>>>
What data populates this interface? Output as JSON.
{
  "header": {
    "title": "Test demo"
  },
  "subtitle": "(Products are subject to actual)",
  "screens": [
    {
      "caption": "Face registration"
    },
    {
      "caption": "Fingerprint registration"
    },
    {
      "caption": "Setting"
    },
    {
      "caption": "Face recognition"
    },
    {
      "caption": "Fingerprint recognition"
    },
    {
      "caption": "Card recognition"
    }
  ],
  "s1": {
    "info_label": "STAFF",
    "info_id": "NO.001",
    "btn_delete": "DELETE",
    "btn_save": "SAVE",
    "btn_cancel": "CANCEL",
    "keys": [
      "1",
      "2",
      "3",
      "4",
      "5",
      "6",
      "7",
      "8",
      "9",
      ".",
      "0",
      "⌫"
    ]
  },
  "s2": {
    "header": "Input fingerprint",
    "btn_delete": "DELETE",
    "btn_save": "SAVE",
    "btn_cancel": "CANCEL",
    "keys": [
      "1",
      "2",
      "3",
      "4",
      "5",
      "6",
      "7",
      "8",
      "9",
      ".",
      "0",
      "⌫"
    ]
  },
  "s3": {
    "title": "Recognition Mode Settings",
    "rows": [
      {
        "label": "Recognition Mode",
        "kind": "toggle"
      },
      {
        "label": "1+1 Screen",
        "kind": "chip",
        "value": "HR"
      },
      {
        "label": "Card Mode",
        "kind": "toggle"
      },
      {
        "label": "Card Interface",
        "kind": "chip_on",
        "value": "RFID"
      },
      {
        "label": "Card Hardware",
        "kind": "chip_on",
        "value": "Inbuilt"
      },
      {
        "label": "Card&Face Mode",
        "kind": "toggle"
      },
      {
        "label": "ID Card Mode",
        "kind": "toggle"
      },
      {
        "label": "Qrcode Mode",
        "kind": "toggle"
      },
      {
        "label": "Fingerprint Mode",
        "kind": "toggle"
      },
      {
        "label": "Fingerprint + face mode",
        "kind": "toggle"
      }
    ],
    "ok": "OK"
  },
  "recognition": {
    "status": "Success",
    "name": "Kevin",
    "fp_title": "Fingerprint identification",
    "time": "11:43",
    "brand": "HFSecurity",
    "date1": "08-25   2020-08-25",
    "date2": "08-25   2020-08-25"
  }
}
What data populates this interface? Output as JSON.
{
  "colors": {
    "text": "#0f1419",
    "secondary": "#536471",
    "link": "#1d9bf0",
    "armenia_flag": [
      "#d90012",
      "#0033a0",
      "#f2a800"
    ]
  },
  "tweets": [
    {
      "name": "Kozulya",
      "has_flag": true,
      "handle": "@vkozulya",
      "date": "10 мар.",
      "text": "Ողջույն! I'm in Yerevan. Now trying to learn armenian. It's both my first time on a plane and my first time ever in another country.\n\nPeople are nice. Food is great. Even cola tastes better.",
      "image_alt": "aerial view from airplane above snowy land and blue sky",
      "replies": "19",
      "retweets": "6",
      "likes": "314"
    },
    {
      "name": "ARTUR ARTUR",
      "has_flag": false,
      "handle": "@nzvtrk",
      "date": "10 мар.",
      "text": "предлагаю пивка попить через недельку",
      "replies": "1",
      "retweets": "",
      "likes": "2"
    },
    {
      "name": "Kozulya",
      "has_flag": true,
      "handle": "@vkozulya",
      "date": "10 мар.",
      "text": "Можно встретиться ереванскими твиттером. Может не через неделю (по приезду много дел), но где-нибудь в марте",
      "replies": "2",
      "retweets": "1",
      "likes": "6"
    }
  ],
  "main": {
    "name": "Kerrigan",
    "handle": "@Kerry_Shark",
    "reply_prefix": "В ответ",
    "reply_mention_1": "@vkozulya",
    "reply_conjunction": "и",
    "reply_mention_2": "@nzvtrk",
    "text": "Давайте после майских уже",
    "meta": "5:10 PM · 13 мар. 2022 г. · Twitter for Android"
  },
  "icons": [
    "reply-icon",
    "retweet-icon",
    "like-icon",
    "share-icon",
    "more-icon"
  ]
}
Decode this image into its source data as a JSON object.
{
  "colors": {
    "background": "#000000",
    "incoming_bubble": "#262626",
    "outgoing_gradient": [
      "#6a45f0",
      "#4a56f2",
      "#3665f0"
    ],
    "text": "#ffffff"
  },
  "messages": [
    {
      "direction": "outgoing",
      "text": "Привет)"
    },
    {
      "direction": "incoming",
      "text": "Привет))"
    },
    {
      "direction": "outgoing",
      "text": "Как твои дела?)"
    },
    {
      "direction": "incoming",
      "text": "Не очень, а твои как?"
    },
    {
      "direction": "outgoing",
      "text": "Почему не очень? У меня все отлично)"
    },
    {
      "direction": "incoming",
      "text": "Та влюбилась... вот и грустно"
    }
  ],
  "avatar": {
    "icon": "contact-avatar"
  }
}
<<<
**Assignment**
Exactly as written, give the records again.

**Written solution**
What data populates this interface? Output as JSON.
{
  "header": {
    "title": "Test demo"
  },
  "subtitle": "(Products are subject to actual)",
  "screens": [
    {
      "caption": "Face registration"
    },
    {
      "caption": "Fingerprint registration"
    },
    {
      "caption": "Setting"
    },
    {
      "caption": "Face recognition"
    },
    {
      "caption": "Fingerprint recognition"
    },
    {
      "caption": "Card recognition"
    }
  ],
  "s1": {
    "info_label": "STAFF",
    "info_id": "NO.001",
    "btn_delete": "DELETE",
    "btn_save": "SAVE",
    "btn_cancel": "CANCEL",
    "keys": [
      "1",
      "2",
      "3",
      "4",
      "5",
      "6",
      "7",
      "8",
      "9",
      ".",
      "0",
      "⌫"
    ]
  },
  "s2": {
    "header": "Input fingerprint",
    "btn_delete": "DELETE",
    "btn_save": "SAVE",
    "btn_cancel": "CANCEL",
    "keys": [
      "1",
      "2",
      "3",
      "4",
      "5",
      "6",
      "7",
      "8",
      "9",
      ".",
      "0",
      "⌫"
    ]
  },
  "s3": {
    "title": "Recognition Mode Settings",
    "rows": [
      {
        "label": "Recognition Mode",
        "kind": "toggle"
      },
      {
        "label": "1+1 Screen",
        "kind": "chip",
        "value": "HR"
      },
      {
        "label": "Card Mode",
        "kind": "toggle"
      },
      {
        "label": "Card Interface",
        "kind": "chip_on",
        "value": "RFID"
      },
      {
        "label": "Card Hardware",
        "kind": "chip_on",
        "value": "Inbuilt"
      },
      {
        "label": "Card&Face Mode",
        "kind": "toggle"
      },
      {
        "label": "ID Card Mode",
        "kind": "toggle"
      },
      {
        "label": "Qrcode Mode",
        "kind": "toggle"
      },
      {
        "label": "Fingerprint Mode",
        "kind": "toggle"
      },
      {
        "label": "Fingerprint + face mode",
        "kind": "toggle"
      }
    ],
    "ok": "OK"
  },
  "recognition": {
    "status": "Success",
    "name": "Kevin",
    "fp_title": "Fingerprint identification",
    "time": "11:43",
    "brand": "HFSecurity",
    "date1": "08-25   2020-08-25",
    "date2": "08-25   2020-08-25"
  }
}
What data populates this interface? Output as JSON.
{
  "colors": {
    "text": "#0f1419",
    "secondary": "#536471",
    "link": "#1d9bf0",
    "armenia_flag": [
      "#d90012",
      "#0033a0",
      "#f2a800"
    ]
  },
  "tweets": [
    {
      "name": "Kozulya",
      "has_flag": true,
      "handle": "@vkozulya",
      "date": "10 мар.",
      "text": "Ողջույն! I'm in Yerevan. Now trying to learn armenian. It's both my first time on a plane and my first time ever in another country.\n\nPeople are nice. Food is great. Even cola tastes better.",
      "image_alt": "aerial view from airplane above snowy land and blue sky",
      "replies": "19",
      "retweets": "6",
      "likes": "314"
    },
    {
      "name": "ARTUR ARTUR",
      "has_flag": false,
      "handle": "@nzvtrk",
      "date": "10 мар.",
      "text": "предлагаю пивка попить через недельку",
      "replies": "1",
      "retweets": "",
      "likes": "2"
    },
    {
      "name": "Kozulya",
      "has_flag": true,
      "handle": "@vkozulya",
      "date": "10 мар.",
      "text": "Можно встретиться ереванскими твиттером. Может не через неделю (по приезду много дел), но где-нибудь в марте",
      "replies": "2",
      "retweets": "1",
      "likes": "6"
    }
  ],
  "main": {
    "name": "Kerrigan",
    "handle": "@Kerry_Shark",
    "reply_prefix": "В ответ",
    "reply_mention_1": "@vkozulya",
    "reply_conjunction": "и",
    "reply_mention_2": "@nzvtrk",
    "text": "Давайте после майских уже",
    "meta": "5:10 PM · 13 мар. 2022 г. · Twitter for Android"
  },
  "icons": [
    "reply-icon",
    "retweet-icon",
    "like-icon",
    "share-icon",
    "more-icon"
  ]
}
Decode this image into its source data as a JSON object.
{
  "colors": {
    "background": "#000000",
    "incoming_bubble": "#262626",
    "outgoing_gradient": [
      "#6a45f0",
      "#4a56f2",
      "#3665f0"
    ],
    "text": "#ffffff"
  },
  "messages": [
    {
      "direction": "outgoing",
      "text": "Привет)"
    },
    {
      "direction": "incoming",
      "text": "Привет))"
    },
    {
      "direction": "outgoing",
      "text": "Как твои дела?)"
    },
    {
      "direction": "incoming",
      "text": "Не очень, а твои как?"
    },
    {
      "direction": "outgoing",
      "text": "Почему не очень? У меня все отлично)"
    },
    {
      "direction": "incoming",
      "text": "Та влюбилась... вот и грустно"
    }
  ],
  "avatar": {
    "icon": "contact-avatar"
  }
}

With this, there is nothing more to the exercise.